She was extraordinarily brave in pre-op—more so than usual. You could palpate her courage just standing close to her bed. Perhaps I felt it more than usual because it was wrapped around a bundle of anxiety. She was nervous. She didn’t talk about this, but you could tell. She gets very calm when she is most afraid. It doesn’t help to talk to her, or stroke her hair, kiss her cheek or hold her hand. If anything, those subtle gestures just make her more anxious, even crabby. She likes to be left alone. She steels herself for what she has to do. I can only imagine what thoughts must run through her mind as the doctors talk about the procedure and so many strangers in scrubs stop by to ask questions and look her over. Whatever runs through her mind, it doesn’t stop her. She retreats into her sphinxen trance and looks off at fixed point somewhere in the room.
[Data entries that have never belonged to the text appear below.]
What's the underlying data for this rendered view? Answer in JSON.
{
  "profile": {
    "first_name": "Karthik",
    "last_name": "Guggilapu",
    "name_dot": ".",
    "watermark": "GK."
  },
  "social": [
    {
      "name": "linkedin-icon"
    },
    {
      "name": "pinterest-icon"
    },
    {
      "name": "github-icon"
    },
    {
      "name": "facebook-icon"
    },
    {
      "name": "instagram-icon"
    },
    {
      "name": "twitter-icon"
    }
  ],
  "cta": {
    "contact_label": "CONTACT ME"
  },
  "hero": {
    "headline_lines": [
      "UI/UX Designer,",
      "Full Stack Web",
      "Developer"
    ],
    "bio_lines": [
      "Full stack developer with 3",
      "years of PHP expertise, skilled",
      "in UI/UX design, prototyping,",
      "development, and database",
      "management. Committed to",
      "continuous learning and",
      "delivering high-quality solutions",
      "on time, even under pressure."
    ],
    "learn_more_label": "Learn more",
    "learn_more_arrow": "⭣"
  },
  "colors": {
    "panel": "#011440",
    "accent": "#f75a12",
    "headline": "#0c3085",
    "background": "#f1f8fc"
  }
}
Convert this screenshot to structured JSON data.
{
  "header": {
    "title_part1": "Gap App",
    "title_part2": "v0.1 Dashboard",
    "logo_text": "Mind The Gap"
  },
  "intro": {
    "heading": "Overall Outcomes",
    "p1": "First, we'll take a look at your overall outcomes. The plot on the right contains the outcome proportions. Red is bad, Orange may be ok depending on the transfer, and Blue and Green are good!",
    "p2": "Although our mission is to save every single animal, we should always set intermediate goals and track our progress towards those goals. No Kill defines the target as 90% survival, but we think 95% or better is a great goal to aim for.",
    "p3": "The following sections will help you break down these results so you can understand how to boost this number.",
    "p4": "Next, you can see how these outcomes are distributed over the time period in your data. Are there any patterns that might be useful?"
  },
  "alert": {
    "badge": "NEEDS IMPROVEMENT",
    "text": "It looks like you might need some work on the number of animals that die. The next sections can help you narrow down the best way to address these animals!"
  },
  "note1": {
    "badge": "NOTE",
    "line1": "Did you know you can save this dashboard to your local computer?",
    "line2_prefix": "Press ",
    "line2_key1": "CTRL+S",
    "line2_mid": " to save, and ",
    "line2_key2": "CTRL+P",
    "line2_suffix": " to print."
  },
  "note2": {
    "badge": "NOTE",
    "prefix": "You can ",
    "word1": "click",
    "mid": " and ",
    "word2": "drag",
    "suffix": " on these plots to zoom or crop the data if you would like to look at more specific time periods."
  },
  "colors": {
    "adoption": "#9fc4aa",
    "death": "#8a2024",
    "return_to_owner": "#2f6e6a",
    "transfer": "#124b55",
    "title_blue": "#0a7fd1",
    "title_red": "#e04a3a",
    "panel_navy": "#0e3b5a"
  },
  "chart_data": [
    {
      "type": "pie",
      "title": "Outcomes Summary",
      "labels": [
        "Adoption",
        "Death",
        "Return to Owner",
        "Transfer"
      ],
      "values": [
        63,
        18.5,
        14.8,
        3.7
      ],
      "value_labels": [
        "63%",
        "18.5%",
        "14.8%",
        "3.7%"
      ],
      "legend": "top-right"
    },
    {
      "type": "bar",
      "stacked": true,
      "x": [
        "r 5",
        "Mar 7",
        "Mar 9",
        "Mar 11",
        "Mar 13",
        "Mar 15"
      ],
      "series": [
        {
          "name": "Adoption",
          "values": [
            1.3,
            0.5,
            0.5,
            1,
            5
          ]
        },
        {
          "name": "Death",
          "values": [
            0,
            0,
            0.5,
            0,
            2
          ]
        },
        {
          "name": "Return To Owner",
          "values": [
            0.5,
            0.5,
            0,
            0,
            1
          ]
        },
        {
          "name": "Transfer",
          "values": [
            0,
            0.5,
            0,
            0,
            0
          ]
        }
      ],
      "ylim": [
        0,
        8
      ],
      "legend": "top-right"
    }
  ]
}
About an hour before it was time to go to the O.R., a nurse started a drip of strong antibiotics. It is standard procedure. Jordan tolerates most medicines, but she had a reaction to this one. A tide of pink washed over her skin from head to chest, accompanied by a ravenous itchiness. She dug her fingers into her scalp, scratching with such ferocity that she drew blood. It was the only moment where she was really agitated and unlike herself. Even though it’s a very common reaction to the antibiotic, I think Jordan expelled nervous energy through her nails. Jeanette and I had to hold her arms down at one point, which only vexed her more. Benadryl settled her down, but not before Jordan told her neurosurgeon that she was in “a storm of itchiness.” I think even he was surprised by her poetic description. The three of us stood silent for a moment to drink in that wonderful description of how she felt inside.
When it was time to send her off, I took a deep breath and tried to saddle my own inner tempest. I told Jordan earlier in the morning that I might cry a little when it was time for her to go up to the operating room. I didn’t want her to be scared, I said. “Since Mom and Dad are doing all the worrying for you, sometimes we cry a little.” She said she understood. And, as predicted, when I leaned over and kissed her on the forehead I splashed her with a few tears. I told her how proud she made me and how much I loved her. And I told her I would see her very soon. All things considered, I held it together pretty well until the doors closed and my girl was out of sight. Then I let it out. Nettie and I ducked into a small counseling room and drained our emotions for five minutes. We held each other, cried, and found our breath again.
When I stepped into the shower at 4:45am this morning I wondered about all the people who are in the operating room with Jordan right now. I imagined faces I’d never seen before, rolling out of bed and brushing their teeth, having their coffee and preparing to start their day. At 8am they had a long surgery to begin. They undoubtedly shuffled through a morning routine the way we all do. Perhaps they spent a few moments with their own kids, a spouse, a friendly dog. With the warm water running over my face, I thought about the dozen or more strangers who were about to take custody of my daughter’s life. I am grateful to every one of them. And as the timer assigned to patient #7471 flashes 171, my heart is with them.